The ‘Methane Hack’ discussion meeting, sponsored by MethaneNet, was organised by Vincent Gauci and Gail Riekie of the Open University.

Compared to carbon dioxide, the average methane molecule has a relatively short lifetime in the atmosphere and herein lies the opportunity. Speaker after speaker emphasised the point that reducing the amount of methane in the atmosphere represents a ‘quick hit’, a means of stabilising the climate in the near term whilst buying time to figure out how to solve the carbon dioxide problem – in effect, the climate crisis equivalent of applying a tourniquet until the surgeon arrives.

Ideas for mitigating methane emissions came thick and fast. Anthropogenic point sources of methane, e.g. coal mines, gas pipelines and landfill sites, were recognised to be easier to tackle than diffuse natural sources such as boreal and tropical wetlands.  The theoretical basis of direct capture of methane from the atmosphere was presented, as were the practicalities of extracting methane from coal mine ventilation air and, perhaps more far-fetched, deploying sheeting on the Arctic sea-bed to gather up methane from seep areas. Science can suggest ways of minimising the methane emitted by cattle and from rice paddies, but these methods will be adopted only when they also make practical and economic sense to the farmers involved. Keynote speaker David Reay of the University of Edinburgh reviewed the microbial basis of the global methane flux and observed that for methane mitigation policies to be effective, “we need to understand humans as well as we understand methanogens.”

The meeting concluded with pleas for greater transparency in methane emissions projections, for more methane monitoring stations (particularly in the southern hemisphere), and above all for methane’s potentially pivotal role as a short-term climate fix to be more widely recognised by climate scientists and policy makers alike.

The chair of the meeting, Dr Vincent Gauci says “It’s clear from this meeting that there is enormous potential for quick climate gains from mitigating methane emissions – the ingenuity on display in these talks is impressive. The challenge now lies in introducing these strategies effectively and for that to happen, we need help from social scientists, economists and policy makers as well as the scientists and engineers who are coming up with the solutions.”

Seawater Deoxygenation Meeting

Deoxy team photo

15th April 2011.

A Royal Society workshop on the topic of seawater deoxygenation, organised and led by Anthony Cohen and Neil Edwards (both at the Department of Earth and Environmental Sciences, The Open University), took place at Chicheley Hall, the Kavli Royal Society International Centre, on 11-12 April. The meeting had additional financial support from MethaneNet and The Open University

Twenty international experts in the field gathered to review current knowledge and to exchange ideas on the oxygen status of oceans and coastal waters in times past, present and future.  The context of the meeting is the evidence that seawater deoxygenation is currently increasing, amid concerns about the impact of this increase on ecosystem services provided by the world’s oceans.
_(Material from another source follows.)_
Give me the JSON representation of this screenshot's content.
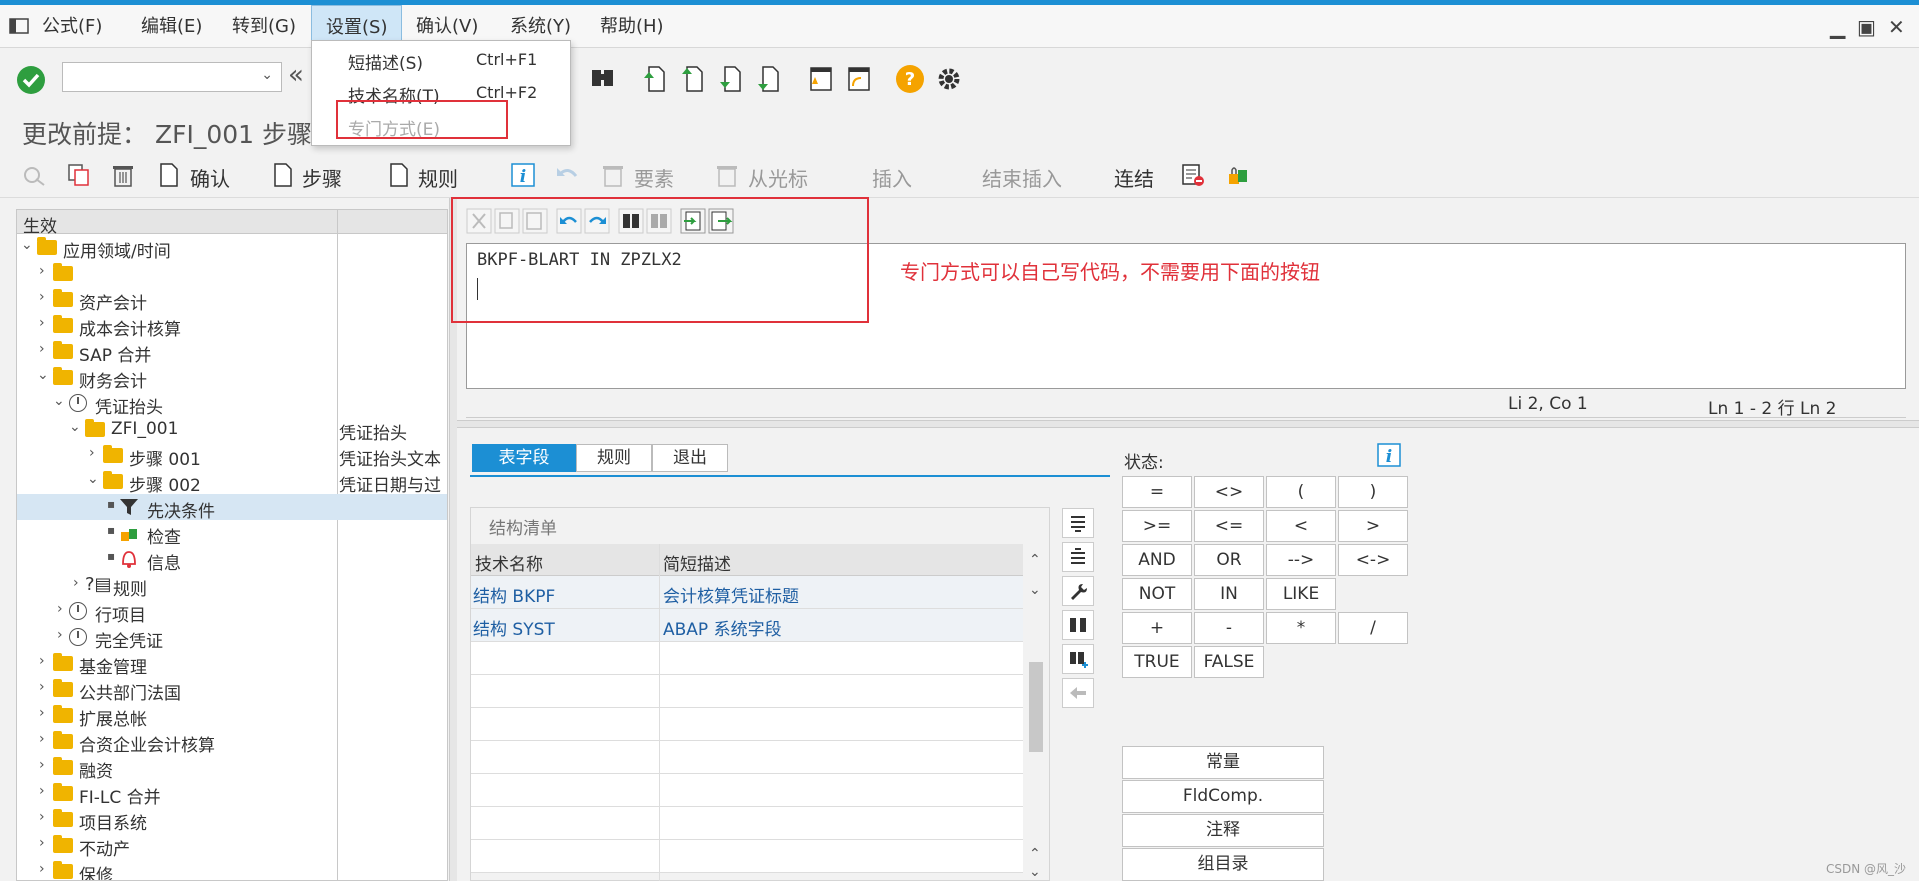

When asked to consider the key questions and uncertainties facing researchers in this field, the participants drew up a long and diverse list of issues. These included the relationships between nutrient availability, oxygen, other biogeochemical cycles and feedback processes, the difficulty of representing the oxygen state in models, the lack of understanding of the trigger mechanisms and the reasons for apparent slow state of recovery from anoxia. The palaeo-community was well represented at the meeting and emphasised the contribution provided by studies of past Oceanic Anoxic Events, in which large-scale destabilisation of methane hydrate has been implicated.
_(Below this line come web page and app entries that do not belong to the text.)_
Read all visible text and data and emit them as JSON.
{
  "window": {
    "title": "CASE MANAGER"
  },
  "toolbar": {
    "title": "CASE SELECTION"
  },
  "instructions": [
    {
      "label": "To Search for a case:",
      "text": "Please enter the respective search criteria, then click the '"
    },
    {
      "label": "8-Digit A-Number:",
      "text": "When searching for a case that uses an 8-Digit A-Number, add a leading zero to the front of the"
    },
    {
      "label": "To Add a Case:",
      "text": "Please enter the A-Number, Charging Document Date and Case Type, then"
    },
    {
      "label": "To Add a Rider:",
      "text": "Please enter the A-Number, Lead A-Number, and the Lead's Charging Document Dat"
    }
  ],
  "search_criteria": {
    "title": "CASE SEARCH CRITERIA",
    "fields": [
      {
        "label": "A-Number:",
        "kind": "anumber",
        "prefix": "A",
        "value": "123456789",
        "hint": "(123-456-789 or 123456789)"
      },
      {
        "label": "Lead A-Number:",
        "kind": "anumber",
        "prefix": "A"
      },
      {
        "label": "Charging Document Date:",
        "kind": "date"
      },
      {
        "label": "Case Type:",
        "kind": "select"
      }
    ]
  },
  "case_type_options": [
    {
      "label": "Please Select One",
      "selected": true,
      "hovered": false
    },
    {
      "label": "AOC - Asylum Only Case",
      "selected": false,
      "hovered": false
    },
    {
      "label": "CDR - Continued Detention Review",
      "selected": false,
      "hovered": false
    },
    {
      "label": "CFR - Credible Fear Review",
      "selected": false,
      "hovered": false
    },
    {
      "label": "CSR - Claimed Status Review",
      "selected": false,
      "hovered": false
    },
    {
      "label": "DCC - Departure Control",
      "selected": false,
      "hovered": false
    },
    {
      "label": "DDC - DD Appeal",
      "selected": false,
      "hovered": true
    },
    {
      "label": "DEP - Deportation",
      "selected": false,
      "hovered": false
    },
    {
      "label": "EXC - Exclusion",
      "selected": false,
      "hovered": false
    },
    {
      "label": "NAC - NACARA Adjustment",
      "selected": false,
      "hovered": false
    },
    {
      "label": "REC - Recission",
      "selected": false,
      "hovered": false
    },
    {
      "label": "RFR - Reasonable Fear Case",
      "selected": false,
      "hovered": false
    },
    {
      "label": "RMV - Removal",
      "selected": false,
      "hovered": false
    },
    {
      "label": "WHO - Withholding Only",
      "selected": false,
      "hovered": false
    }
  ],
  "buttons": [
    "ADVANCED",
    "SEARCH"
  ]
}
The interaction between seawater oxygen and the present day methane cycle was also noted as an issue.  Whilst it was not the focus of attention at this meeting, the question of how changes in the oxygen status of seawater might affect methane flux from the oceans is one that will concern many scientists seeking to understand and predict greenhouse gas emissions.